Singapore Exchange (SGX) Centre at Shenton Way.
Singapore Exchange (SGX) Centre at Shenton Way. ST PHOTO: SEAH KWANG PENG

SINGAPORE - Singapore stocks fell sharply after trading opened on Thursday (June 15),spooked by a report that US President Donald Trump is being investigated for possible obstruction of justice and an overnight plunge in crude prices.

Not helping were hawkish remarks on Wednesday by Federal Reserve chair Janet Yellen in contrast with soft US data and concerns over the latest Chinese retail sales and industrial production data.

Around 1.15pm, the Straits Times Index was trading 0.6 per cent lower, dragged down by banks. DBS Group fell 0.7 per cent, OCBC Bank was down 0.9 per cent while UOB Group shed 1.4 per cent.

Stocks were down 0.4 per cent in Tokyo, 1.3 per cent in Sydney, 1 per cent in Hong Kong, 0.1 per cent in Shanghai and 0.6 per cent in Seoul.

Oil held losses below US$45 a barrel after sliding nearly 4 per cent to the lowest in seven months overnight following US data showing an unexpectedly large weekly build in US gasoline inventories and International Energy Agency (IEA) data projecting a big increase in non-Opec output in 2018.

Although the Federal Reserve's rate rise was expected, Yellen's signal that the Fed would press ahead with plans to normalise monetary policy despite weak inflation hurt financial shares and exporters in Asia.

"The Fed interest rate hike has already been largely factored in. In fact, the Fed approved its second rate hike this year amid expectations that inflation is running well below the central bank's target," CMC Markets sales trader Jane Fu said.

That suggests the possibility of one more rate hike this year, signalling the Fed's hawkish stance.

Yellen's apparent optimism that the economy is continuing to strengthen was over-shadowed by surprisingly weak US economic data released before the rate announcement which showed US consumer prices unexpectedly falling in May and US retail sales dropping 0.3 per cent last month - the largest fall since January 2016 and way below economists' expectations for a 0.1 per cent gain.

Asian markets also opened to breaking news from the Washington Post that top intelligence officials will be questioned over allegations Trump tried to get the FBI to back away from a probe into former national security adviser Michael Flynn.

Also pressuring Asian stocks was Chinese data released on Wednesday.
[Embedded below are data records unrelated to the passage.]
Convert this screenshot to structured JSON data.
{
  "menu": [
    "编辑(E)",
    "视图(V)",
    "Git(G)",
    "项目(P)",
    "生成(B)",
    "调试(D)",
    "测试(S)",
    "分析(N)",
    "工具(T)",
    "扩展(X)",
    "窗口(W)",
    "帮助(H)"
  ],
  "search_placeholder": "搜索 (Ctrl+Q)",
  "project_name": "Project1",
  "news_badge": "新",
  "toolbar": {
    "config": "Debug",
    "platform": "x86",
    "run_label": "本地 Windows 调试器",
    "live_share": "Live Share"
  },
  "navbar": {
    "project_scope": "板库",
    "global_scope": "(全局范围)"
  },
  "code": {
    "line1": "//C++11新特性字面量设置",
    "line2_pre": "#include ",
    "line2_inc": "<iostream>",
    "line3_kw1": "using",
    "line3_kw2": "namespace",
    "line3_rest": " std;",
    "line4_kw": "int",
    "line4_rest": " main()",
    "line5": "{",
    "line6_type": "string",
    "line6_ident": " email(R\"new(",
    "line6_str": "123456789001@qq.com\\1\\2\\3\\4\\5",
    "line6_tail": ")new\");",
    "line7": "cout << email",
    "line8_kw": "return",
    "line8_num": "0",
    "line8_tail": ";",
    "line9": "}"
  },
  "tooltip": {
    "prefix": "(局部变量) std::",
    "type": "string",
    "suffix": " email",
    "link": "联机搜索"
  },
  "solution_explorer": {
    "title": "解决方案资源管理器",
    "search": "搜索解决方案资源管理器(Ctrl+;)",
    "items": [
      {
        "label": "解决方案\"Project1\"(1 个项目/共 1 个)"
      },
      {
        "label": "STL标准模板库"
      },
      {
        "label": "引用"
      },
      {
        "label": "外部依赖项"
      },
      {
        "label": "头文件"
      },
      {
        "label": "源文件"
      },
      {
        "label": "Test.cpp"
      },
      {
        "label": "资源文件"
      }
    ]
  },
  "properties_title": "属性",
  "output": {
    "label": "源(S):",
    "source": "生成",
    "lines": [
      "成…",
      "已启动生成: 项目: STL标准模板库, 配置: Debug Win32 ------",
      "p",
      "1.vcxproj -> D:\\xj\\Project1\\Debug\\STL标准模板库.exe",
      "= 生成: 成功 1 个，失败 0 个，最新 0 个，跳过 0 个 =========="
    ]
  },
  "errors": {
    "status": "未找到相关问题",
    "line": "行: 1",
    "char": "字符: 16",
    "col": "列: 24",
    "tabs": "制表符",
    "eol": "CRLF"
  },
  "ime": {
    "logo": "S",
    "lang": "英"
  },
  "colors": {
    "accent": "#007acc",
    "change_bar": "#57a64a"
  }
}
"The China retail sales and industrial production data was only in line with expectations and not above expectations," Ms Fu added.

The pace of growth in China's retail sales and industrial output was unchanged in May, while property investment growth softened signaling a slowdown in overall activity in the second quarter.